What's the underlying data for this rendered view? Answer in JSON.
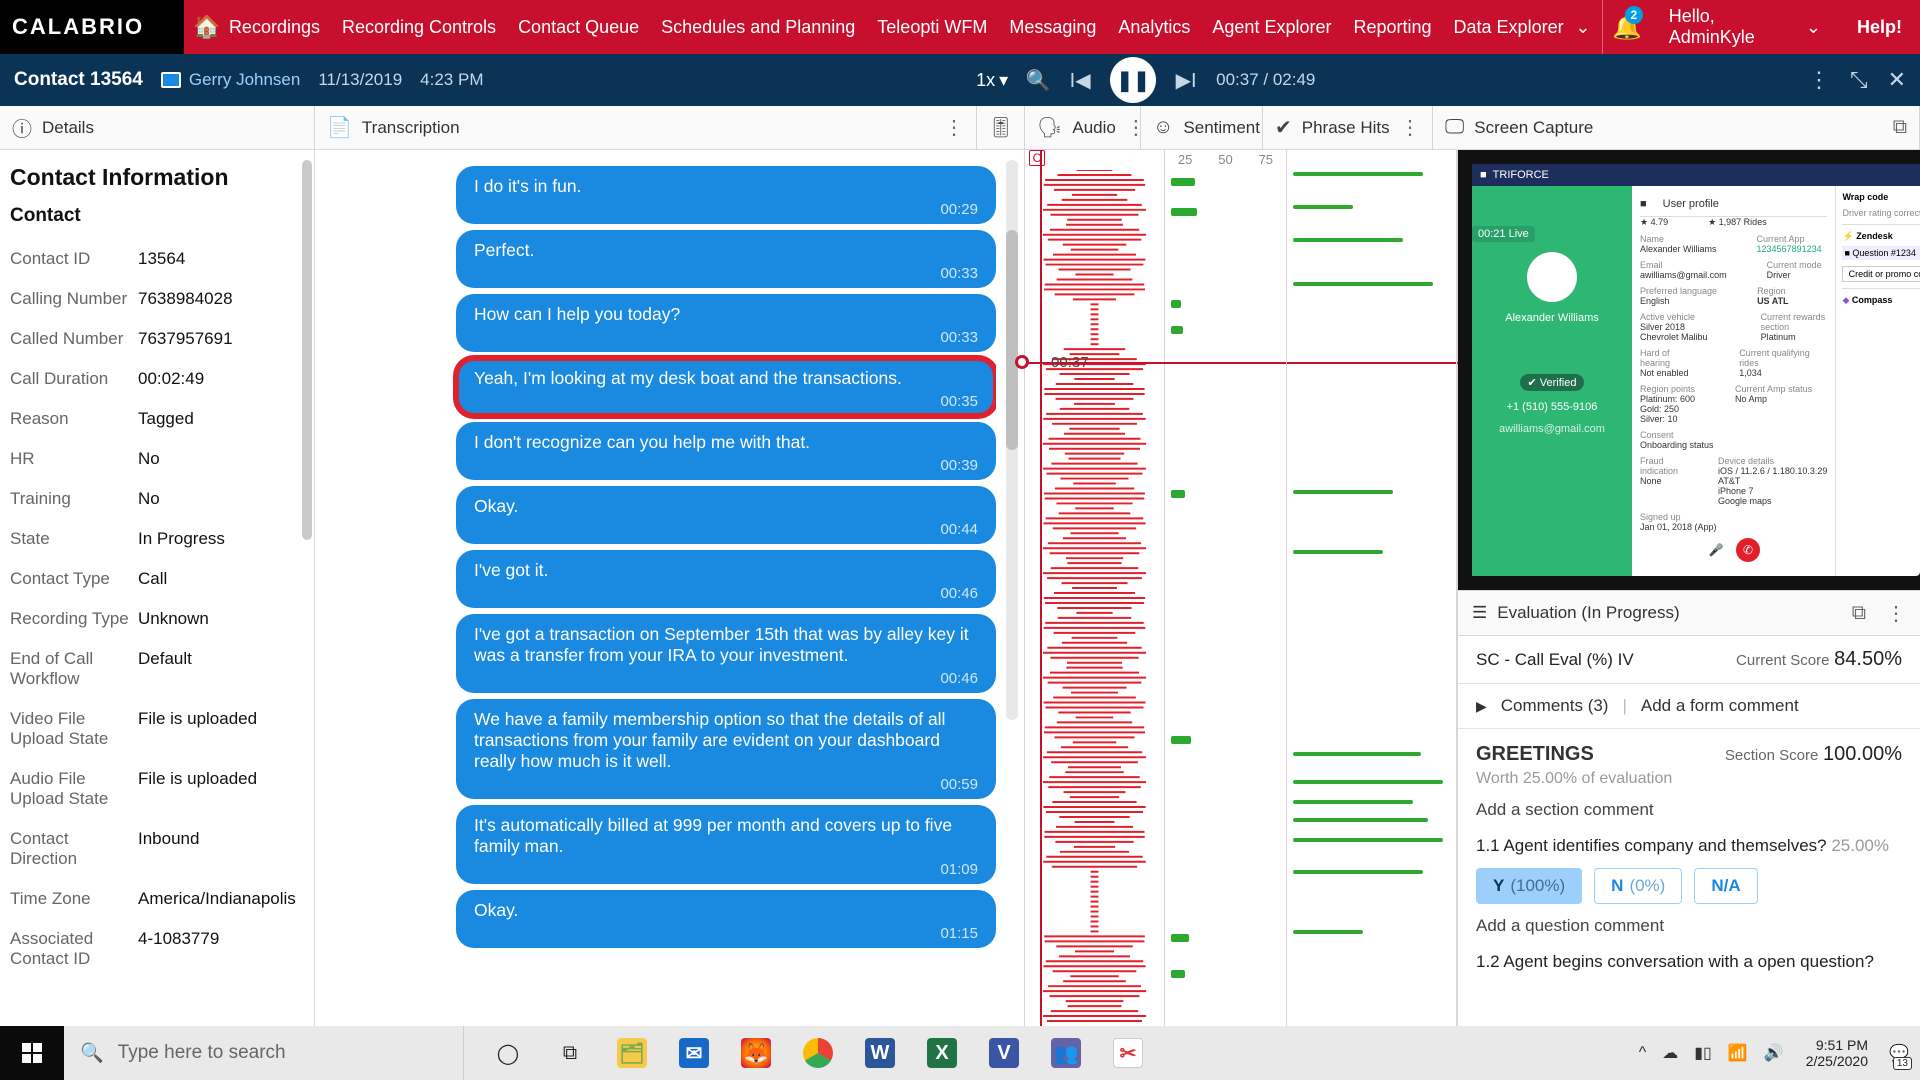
{
  "brand": "CALABRIO",
  "nav": [
    "Recordings",
    "Recording Controls",
    "Contact Queue",
    "Schedules and Planning",
    "Teleopti WFM",
    "Messaging",
    "Analytics",
    "Agent Explorer",
    "Reporting",
    "Data Explorer"
  ],
  "bell_badge": "2",
  "hello": "Hello, AdminKyle",
  "help": "Help!",
  "contact": {
    "title": "Contact 13564",
    "agent": "Gerry Johnsen",
    "date": "11/13/2019",
    "time": "4:23 PM",
    "speed": "1x",
    "pos": "00:37 / 02:49"
  },
  "panes": {
    "details": "Details",
    "transcription": "Transcription",
    "audio": "Audio",
    "sentiment": "Sentiment",
    "phrase": "Phrase Hits",
    "screen": "Screen Capture",
    "evaluation": "Evaluation (In Progress)"
  },
  "details": {
    "heading": "Contact Information",
    "sub": "Contact",
    "rows": [
      {
        "k": "Contact ID",
        "v": "13564"
      },
      {
        "k": "Calling Number",
        "v": "7638984028"
      },
      {
        "k": "Called Number",
        "v": "7637957691"
      },
      {
        "k": "Call Duration",
        "v": "00:02:49"
      },
      {
        "k": "Reason",
        "v": "Tagged"
      },
      {
        "k": "HR",
        "v": "No"
      },
      {
        "k": "Training",
        "v": "No"
      },
      {
        "k": "State",
        "v": "In Progress"
      },
      {
        "k": "Contact Type",
        "v": "Call"
      },
      {
        "k": "Recording Type",
        "v": "Unknown"
      },
      {
        "k": "End of Call Workflow",
        "v": "Default"
      },
      {
        "k": "Video File Upload State",
        "v": "File is uploaded"
      },
      {
        "k": "Audio File Upload State",
        "v": "File is uploaded"
      },
      {
        "k": "Contact Direction",
        "v": "Inbound"
      },
      {
        "k": "Time Zone",
        "v": "America/Indianapolis"
      },
      {
        "k": "Associated Contact ID",
        "v": "4-1083779"
      }
    ]
  },
  "messages": [
    {
      "text": "I do it's in fun.",
      "t": "00:29"
    },
    {
      "text": "Perfect.",
      "t": "00:33"
    },
    {
      "text": "How can I help you today?",
      "t": "00:33"
    },
    {
      "text": "Yeah, I'm looking at my desk boat and the transactions.",
      "t": "00:35",
      "hl": true
    },
    {
      "text": "I don't recognize can you help me with that.",
      "t": "00:39"
    },
    {
      "text": "Okay.",
      "t": "00:44"
    },
    {
      "text": "I've got it.",
      "t": "00:46"
    },
    {
      "text": "I've got a transaction on September 15th that was by alley key it was a transfer from your IRA to your investment.",
      "t": "00:46"
    },
    {
      "text": "We have a family membership option so that the details of all transactions from your family are evident on your dashboard really how much is it well.",
      "t": "00:59"
    },
    {
      "text": "It's automatically billed at 999 per month and covers up to five family man.",
      "t": "01:09"
    },
    {
      "text": "Okay.",
      "t": "01:15"
    }
  ],
  "audio": {
    "letter": "C",
    "scale": [
      "1"
    ],
    "now": "00:37"
  },
  "sentiment": {
    "scale": [
      "25",
      "50",
      "75"
    ]
  },
  "screencap": {
    "appname": "TRIFORCE",
    "status": "00:21 Live",
    "profile": "User profile",
    "name": "Alexander Williams",
    "rating": "★ 4.79",
    "rides": "★ 1,987 Rides",
    "email": "awilliams@gmail.com",
    "lang": "English",
    "vehicle": "Silver 2018 Chevrolet Malibu",
    "hearing": "Not enabled",
    "region": "Platinum: 600\nGold: 250\nSilver: 10",
    "consent": "Onboarding status",
    "phone": "+1 (510) 555-9106",
    "acct": "1234567891234",
    "role": "Driver",
    "city": "US ATL",
    "reward": "Platinum",
    "qrides": "1,034",
    "amp": "No Amp",
    "fraud": "None",
    "signed": "Jan 01, 2018 (App)",
    "device": "iOS / 11.2.6 / 1.180.10.3.29\nAT&T\niPhone 7\nGoogle maps",
    "wrap": "Wrap code",
    "drc": "Driver rating correction",
    "zen": "Zendesk",
    "zq": "Question #1234",
    "comp": "Compass",
    "credit": "Credit or promo code"
  },
  "eval": {
    "form": "SC - Call Eval (%) IV",
    "current_label": "Current Score",
    "current": "84.50%",
    "comments": "Comments (3)",
    "addform": "Add a form comment",
    "section": "GREETINGS",
    "section_score_label": "Section Score",
    "section_score": "100.00%",
    "worth": "Worth 25.00% of evaluation",
    "addsection": "Add a section comment",
    "q1": "1.1 Agent identifies company and themselves?",
    "q1p": "25.00%",
    "opts": [
      {
        "l": "Y",
        "p": "(100%)",
        "sel": true
      },
      {
        "l": "N",
        "p": "(0%)"
      },
      {
        "l": "N/A",
        "p": ""
      }
    ],
    "addq": "Add a question comment",
    "q2": "1.2 Agent begins conversation with a open question?"
  },
  "taskbar": {
    "search_ph": "Type here to search",
    "clock": "9:51 PM",
    "date": "2/25/2020",
    "notif": "13"
  }
}
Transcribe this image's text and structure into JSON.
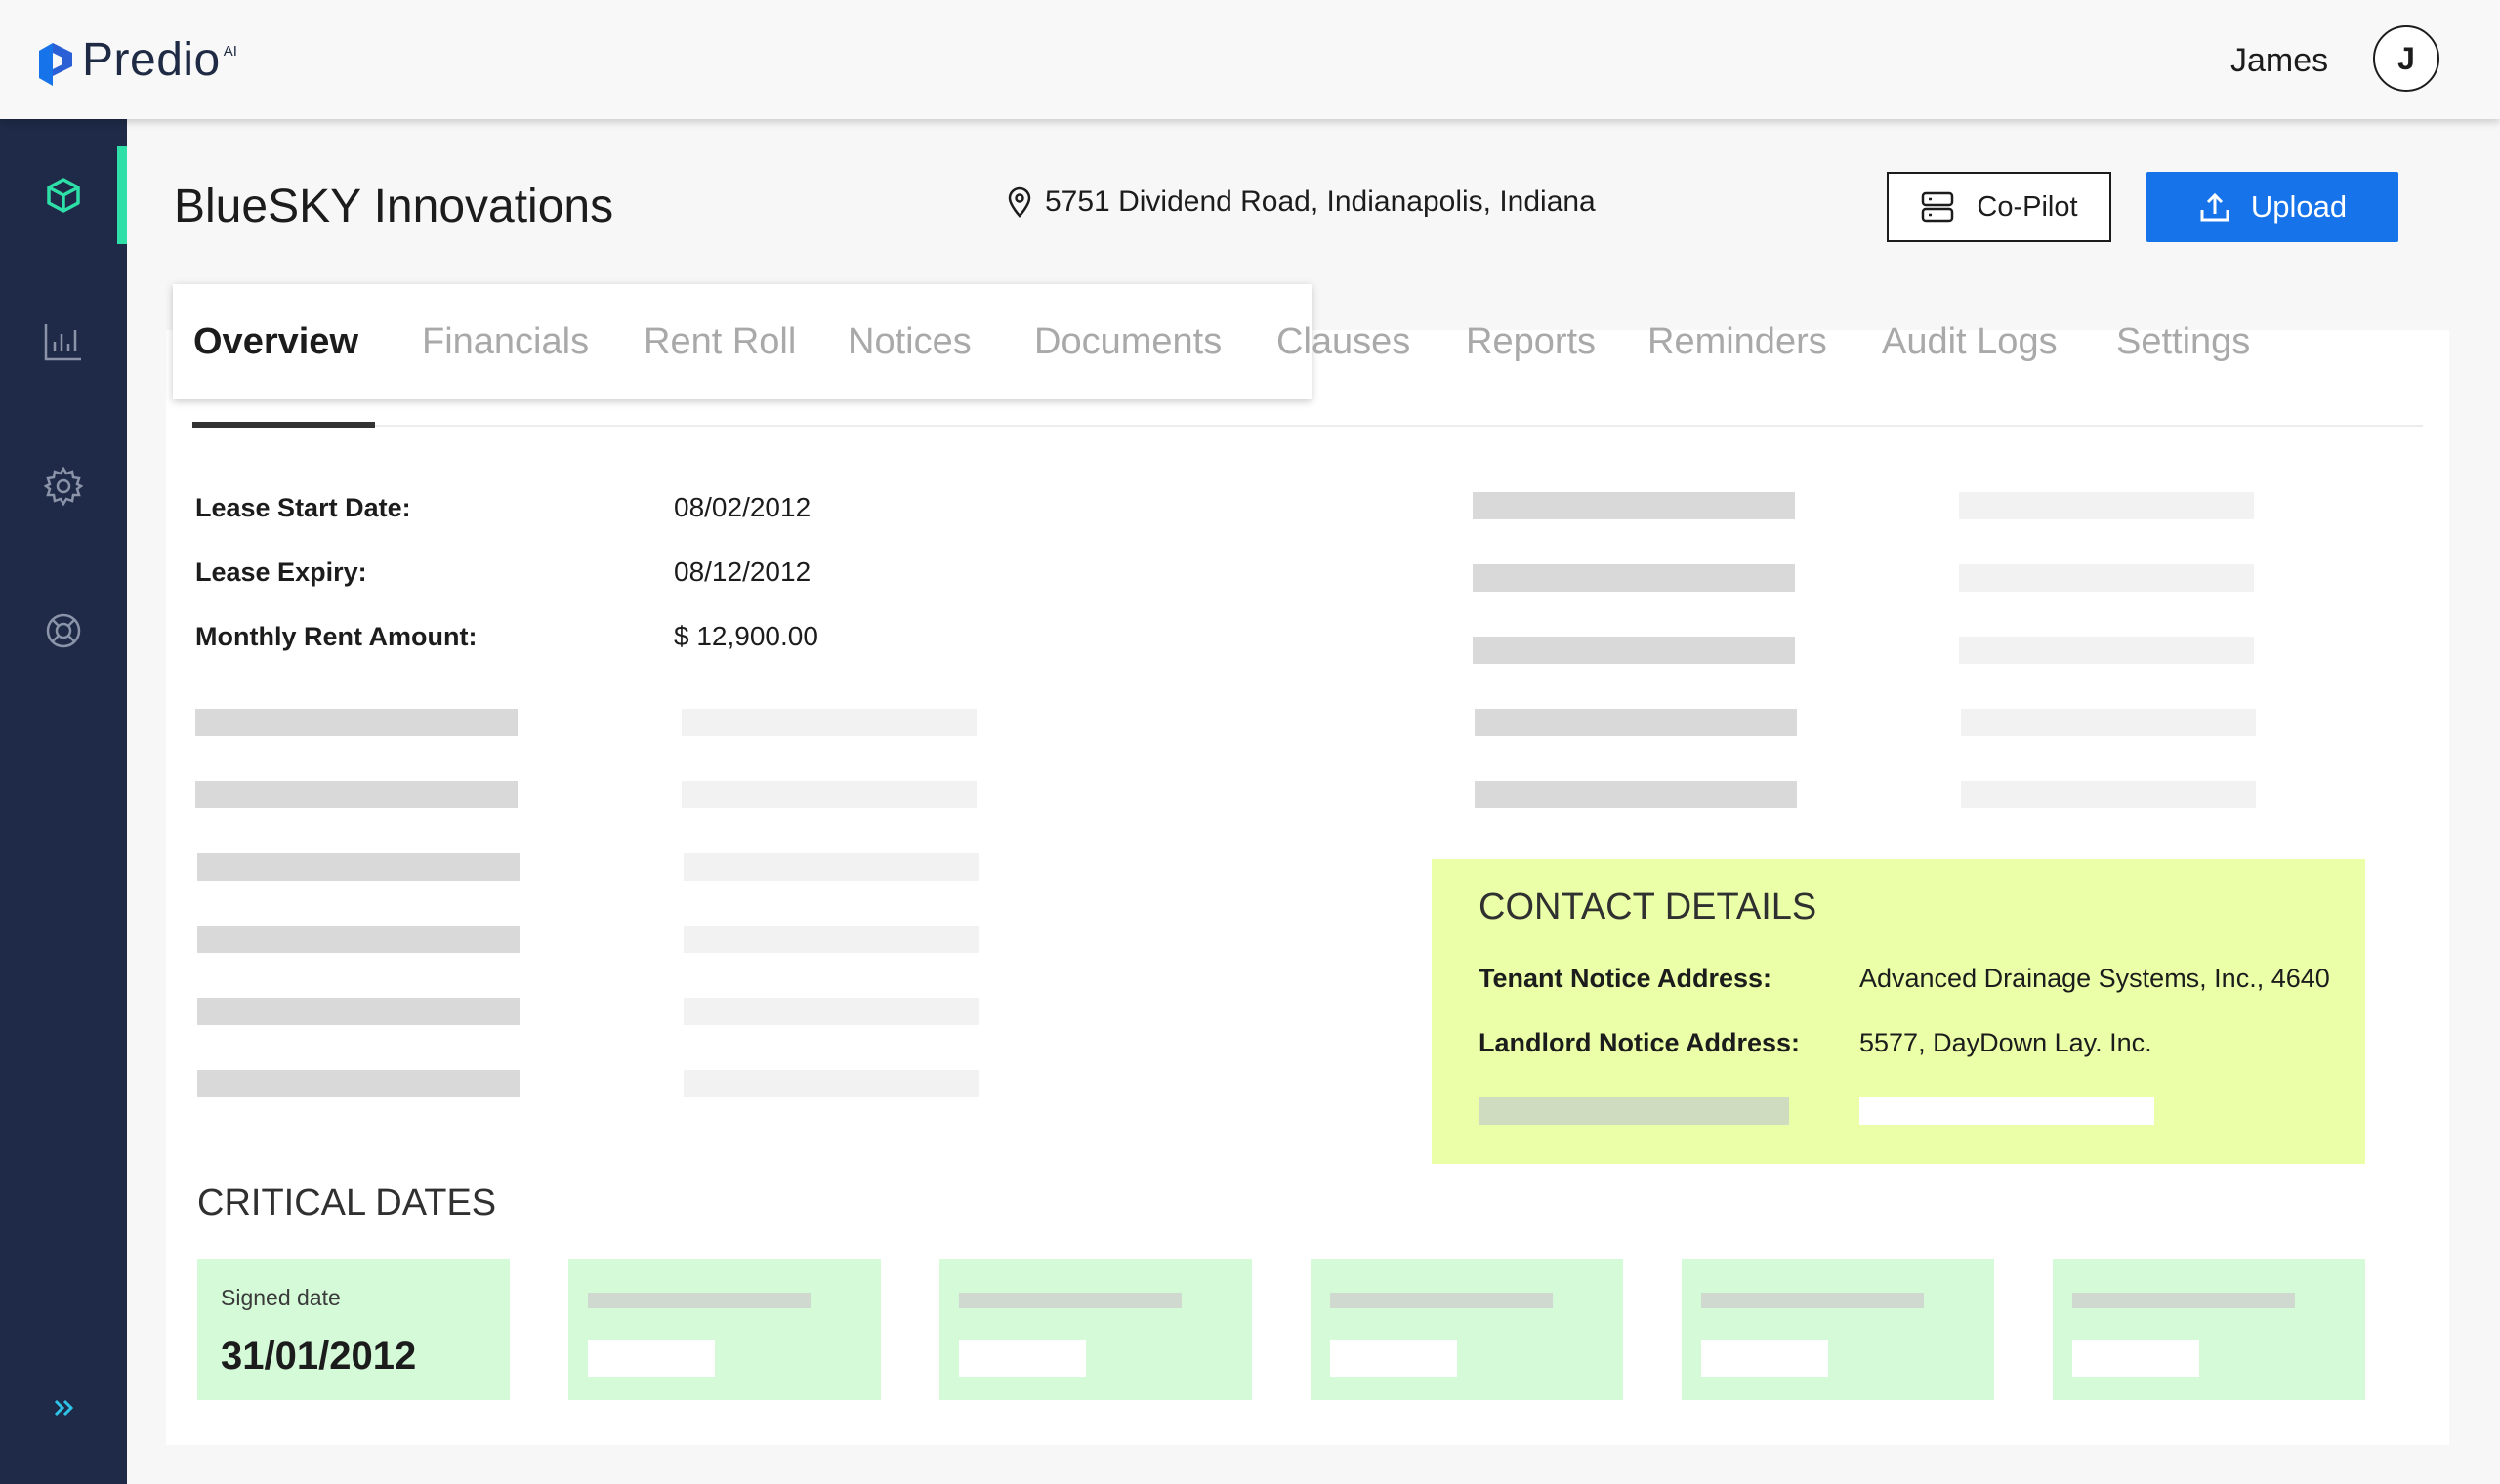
{
  "app": {
    "logo_text": "Predio",
    "logo_sup": "AI",
    "user_name": "James",
    "avatar_initial": "J"
  },
  "property": {
    "title": "BlueSKY Innovations",
    "address": "5751 Dividend Road, Indianapolis, Indiana"
  },
  "actions": {
    "copilot_label": "Co-Pilot",
    "upload_label": "Upload"
  },
  "tabs": [
    {
      "label": "Overview",
      "active": true
    },
    {
      "label": "Financials"
    },
    {
      "label": "Rent Roll"
    },
    {
      "label": "Notices"
    },
    {
      "label": "Documents"
    },
    {
      "label": "Clauses"
    },
    {
      "label": "Reports"
    },
    {
      "label": "Reminders"
    },
    {
      "label": "Audit Logs"
    },
    {
      "label": "Settings"
    }
  ],
  "lease": {
    "start_label": "Lease Start Date:",
    "start_value": "08/02/2012",
    "expiry_label": "Lease Expiry:",
    "expiry_value": "08/12/2012",
    "rent_label": "Monthly Rent Amount:",
    "rent_value": "$ 12,900.00"
  },
  "contact": {
    "title": "CONTACT DETAILS",
    "tenant_label": "Tenant Notice Address:",
    "tenant_value": "Advanced Drainage Systems, Inc., 4640",
    "landlord_label": "Landlord Notice Address:",
    "landlord_value": "5577, DayDown Lay. Inc."
  },
  "critical_dates": {
    "title": "CRITICAL DATES",
    "signed_label": "Signed date",
    "signed_value": "31/01/2012"
  },
  "sidebar": {
    "items": [
      "cube-icon",
      "bar-chart-icon",
      "gear-icon",
      "lifebuoy-icon"
    ],
    "expand": "double-chevron-right-icon"
  },
  "colors": {
    "sidebar_bg": "#1e2a47",
    "accent_green": "#2ee0a8",
    "upload_blue": "#1673ea",
    "contact_bg": "#eaffa7",
    "date_card_bg": "#d4fad8",
    "logo_blue": "#1673ea"
  }
}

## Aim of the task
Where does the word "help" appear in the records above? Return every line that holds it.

## Answer box
  "help": "Help!",
      "text": "How can I help you today?",
      "text": "I don't recognize can you help me with that.",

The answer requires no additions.